Poetry please by Angela Caldin

I’m delighted to say that our joint post with three limericks inspired by our feelings about Donald Trump reached our widest audience yet on Facebook (that’s what Facebook told us, so it must be true). Disappointingly though, none of our followers sent in a limerick of their own. This made us a little downcast, but our spirits rose again when we received not a limerick, but a whole poem from Ann Chapman which I’m taking the liberty of publishing here. I was going to add a photo of the leader of the… Read More

RIP Alf by Trevor Plumbly
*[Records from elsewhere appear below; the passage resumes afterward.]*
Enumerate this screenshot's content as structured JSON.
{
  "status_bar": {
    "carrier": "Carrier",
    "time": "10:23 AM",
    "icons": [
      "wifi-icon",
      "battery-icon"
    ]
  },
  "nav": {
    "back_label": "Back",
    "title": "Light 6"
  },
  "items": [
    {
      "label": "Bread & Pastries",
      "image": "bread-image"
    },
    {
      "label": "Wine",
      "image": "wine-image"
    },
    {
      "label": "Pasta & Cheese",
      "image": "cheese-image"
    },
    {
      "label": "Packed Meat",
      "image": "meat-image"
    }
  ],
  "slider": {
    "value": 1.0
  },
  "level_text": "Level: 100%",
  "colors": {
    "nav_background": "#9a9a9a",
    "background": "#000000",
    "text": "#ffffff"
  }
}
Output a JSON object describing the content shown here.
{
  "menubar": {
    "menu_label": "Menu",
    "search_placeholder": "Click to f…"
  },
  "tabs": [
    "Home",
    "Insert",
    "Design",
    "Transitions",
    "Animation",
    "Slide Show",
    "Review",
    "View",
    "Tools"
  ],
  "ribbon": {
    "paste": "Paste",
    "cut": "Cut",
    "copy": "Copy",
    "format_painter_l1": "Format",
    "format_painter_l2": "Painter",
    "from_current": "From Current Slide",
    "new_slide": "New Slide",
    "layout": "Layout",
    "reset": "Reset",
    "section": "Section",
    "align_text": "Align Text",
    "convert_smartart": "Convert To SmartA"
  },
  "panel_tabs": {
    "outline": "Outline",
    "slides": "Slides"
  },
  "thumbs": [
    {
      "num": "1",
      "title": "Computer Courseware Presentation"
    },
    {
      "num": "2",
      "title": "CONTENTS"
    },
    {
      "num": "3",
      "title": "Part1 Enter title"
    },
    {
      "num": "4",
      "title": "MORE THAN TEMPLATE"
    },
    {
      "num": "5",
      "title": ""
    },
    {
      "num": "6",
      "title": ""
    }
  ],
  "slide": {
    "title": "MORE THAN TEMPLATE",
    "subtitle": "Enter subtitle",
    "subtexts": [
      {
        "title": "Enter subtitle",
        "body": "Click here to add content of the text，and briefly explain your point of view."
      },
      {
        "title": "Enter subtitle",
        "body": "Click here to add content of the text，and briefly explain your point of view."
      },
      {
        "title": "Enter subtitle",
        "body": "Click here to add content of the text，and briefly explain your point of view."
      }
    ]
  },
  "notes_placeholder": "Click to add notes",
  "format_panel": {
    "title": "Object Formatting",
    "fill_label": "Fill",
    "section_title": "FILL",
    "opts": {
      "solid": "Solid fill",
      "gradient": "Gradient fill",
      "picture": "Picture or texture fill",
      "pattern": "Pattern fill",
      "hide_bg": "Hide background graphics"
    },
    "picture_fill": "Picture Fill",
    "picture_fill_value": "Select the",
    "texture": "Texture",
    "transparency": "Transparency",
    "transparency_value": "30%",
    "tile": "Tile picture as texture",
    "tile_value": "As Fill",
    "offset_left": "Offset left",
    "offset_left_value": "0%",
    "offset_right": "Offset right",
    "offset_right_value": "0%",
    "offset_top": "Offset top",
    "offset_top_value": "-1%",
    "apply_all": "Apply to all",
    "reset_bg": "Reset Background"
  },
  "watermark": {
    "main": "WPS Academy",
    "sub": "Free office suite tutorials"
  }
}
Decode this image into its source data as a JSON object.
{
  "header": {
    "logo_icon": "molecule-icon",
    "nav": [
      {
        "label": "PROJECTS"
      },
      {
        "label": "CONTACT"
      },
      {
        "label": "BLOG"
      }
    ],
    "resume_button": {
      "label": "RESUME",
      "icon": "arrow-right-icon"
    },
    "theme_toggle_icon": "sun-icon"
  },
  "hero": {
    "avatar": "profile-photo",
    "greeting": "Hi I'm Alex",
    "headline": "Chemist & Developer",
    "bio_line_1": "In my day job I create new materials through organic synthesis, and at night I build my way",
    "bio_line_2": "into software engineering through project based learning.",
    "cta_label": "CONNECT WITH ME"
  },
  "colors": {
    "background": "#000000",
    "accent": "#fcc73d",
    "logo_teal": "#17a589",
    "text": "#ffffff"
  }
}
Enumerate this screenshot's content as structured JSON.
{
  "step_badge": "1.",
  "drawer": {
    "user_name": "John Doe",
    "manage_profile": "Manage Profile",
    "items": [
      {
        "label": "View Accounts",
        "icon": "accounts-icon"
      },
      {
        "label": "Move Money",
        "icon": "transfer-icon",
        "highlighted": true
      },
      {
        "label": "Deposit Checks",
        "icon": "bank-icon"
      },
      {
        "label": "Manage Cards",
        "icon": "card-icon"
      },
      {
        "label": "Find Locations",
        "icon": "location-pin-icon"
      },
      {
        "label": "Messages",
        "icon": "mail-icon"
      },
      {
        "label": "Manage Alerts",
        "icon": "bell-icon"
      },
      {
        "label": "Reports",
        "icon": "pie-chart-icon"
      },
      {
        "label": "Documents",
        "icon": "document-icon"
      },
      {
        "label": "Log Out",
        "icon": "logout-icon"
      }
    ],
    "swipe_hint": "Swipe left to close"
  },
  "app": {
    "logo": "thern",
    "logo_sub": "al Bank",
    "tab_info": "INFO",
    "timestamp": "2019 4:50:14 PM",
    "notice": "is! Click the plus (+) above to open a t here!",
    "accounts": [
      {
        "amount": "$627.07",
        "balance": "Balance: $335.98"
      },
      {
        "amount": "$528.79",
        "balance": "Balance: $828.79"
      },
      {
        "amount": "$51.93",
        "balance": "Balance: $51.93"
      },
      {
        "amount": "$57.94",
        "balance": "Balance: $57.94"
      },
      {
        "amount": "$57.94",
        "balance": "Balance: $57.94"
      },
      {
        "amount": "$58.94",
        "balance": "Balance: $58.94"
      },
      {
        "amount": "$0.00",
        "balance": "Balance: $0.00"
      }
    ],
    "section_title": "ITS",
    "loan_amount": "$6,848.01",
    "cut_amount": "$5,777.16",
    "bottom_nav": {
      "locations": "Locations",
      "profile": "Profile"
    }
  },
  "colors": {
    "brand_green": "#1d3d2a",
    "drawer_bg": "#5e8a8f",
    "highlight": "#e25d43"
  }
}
The Moving Finger Writes… Tennyson was the pick of the romantics; he always seemed to be able to chuck a bit of mythology and tragedy in the pot and knock up a winner. It’s not generally known to my selective pool of readers, but, as a lad, I did pen the odd verse. Not your dead Sheila’s regatta stuff, more gut wrenching angst. I wasn’t published so those rummaging through second hand bookshops, hoping to stumble across a copy of these gems, are doomed to disappointment. I regarded these early outpourings as… Read More

A Bit of Poetry by Lord Byron

There is a pleasure in the pathless woods, There is a rapture on the lonely shore, There is society, where none intrudes, By the deep sea, and music in its roar: I love not man the less, but Nature more, From these our interviews, in which I steal From all I may be, or have been before, To mingle with the Universe, and feel What I can ne’er express, yet cannot all conceal.   From Childe Harold by Lord Byron  

Carol Ann Duffy, a Truly Accessible Poet by Angela Caldin

Brief Background on Carol Ann Duffy I knew three things about Carol Ann Duffy a few days ago. I knew she was the Poet Laureate in the UK, following on from Andrew Motion and Ted Hughes. I knew she was the first woman to hold this post. I also knew that she was gay, or perhaps bisexual. Now, since my husband gave me a copy of her collection of poems entitled ‘The World’s Wife’ for my birthday, I know a great deal more. Mainly that she is witty, subversive, inventive, observant, thoughtful,… Read More

Jacques Brel Rediscovered by Angela Caldin

It was in Auckland Town Hall of all places that I rediscovered the brilliant performer that was Jacques Brel. In the sixties, I used to listen transfixed to his wonderful numbers, ranging from powerful love songs to deeply felt commentaries on the wrongs of society. In Auckland, four excellent singers – two women, Jennifer Ward-Lealand and Julia Deans, and two men, Tama Waipara and Jon Toogood – performed many of his most popular songs, some in French and some in English, holding the audience at the town hall enthralled for a good… Read More